The fashion industry—which has come under fire in recent years for its unsustainable practices—has traditionally used sequins made from petroleum-based plastic and synthetic resins.

The Bio Iridescent Sequin line boasts the same shine and range of color options as conventional sequins. Cellulose has natural light refraction properties, and iridescent colors can be embedded in the cellulose structure without using chemicals.

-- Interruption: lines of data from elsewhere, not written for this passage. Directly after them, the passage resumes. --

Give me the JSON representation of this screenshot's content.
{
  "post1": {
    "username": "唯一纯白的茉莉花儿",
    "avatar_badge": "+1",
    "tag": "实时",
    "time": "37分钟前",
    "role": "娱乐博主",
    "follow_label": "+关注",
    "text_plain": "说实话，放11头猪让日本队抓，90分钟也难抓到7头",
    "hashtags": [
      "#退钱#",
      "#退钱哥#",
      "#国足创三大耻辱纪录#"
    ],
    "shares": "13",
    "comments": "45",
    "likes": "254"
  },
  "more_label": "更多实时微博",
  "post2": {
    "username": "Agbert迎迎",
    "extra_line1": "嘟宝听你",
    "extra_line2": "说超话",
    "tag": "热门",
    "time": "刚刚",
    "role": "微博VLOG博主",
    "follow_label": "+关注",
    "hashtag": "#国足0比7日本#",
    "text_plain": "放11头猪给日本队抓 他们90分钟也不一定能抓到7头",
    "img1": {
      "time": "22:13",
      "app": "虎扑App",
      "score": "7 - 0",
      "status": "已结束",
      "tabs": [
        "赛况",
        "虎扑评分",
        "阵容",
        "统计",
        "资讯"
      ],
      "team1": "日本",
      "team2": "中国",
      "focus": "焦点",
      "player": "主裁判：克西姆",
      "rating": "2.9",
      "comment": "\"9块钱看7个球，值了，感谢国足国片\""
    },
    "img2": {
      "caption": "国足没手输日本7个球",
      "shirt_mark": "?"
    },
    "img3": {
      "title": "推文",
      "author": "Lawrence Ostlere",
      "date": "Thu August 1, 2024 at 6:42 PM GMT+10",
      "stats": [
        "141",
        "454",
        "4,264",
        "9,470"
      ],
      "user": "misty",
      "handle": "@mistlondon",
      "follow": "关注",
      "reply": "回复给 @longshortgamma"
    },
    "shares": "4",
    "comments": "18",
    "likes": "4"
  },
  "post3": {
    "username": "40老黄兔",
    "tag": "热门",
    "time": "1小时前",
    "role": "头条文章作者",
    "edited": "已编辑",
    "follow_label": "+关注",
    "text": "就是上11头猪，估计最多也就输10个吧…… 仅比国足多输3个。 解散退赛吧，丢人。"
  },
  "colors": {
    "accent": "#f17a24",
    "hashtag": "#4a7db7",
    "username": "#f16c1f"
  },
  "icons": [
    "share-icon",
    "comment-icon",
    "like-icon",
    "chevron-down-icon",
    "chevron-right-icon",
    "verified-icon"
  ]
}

“It is an entirely new way to approach color and finishes within the Fashion and Textiles Industry,” according to the Bio Iridescent Sequin project. “Re-imagining the landscape of available materials that we have on this earth can allow for safer and more environmentally sustainable approaches to shimmering color. These approaches have the potential to outshine the previous options in a way that is more forward-thinking and innovative.”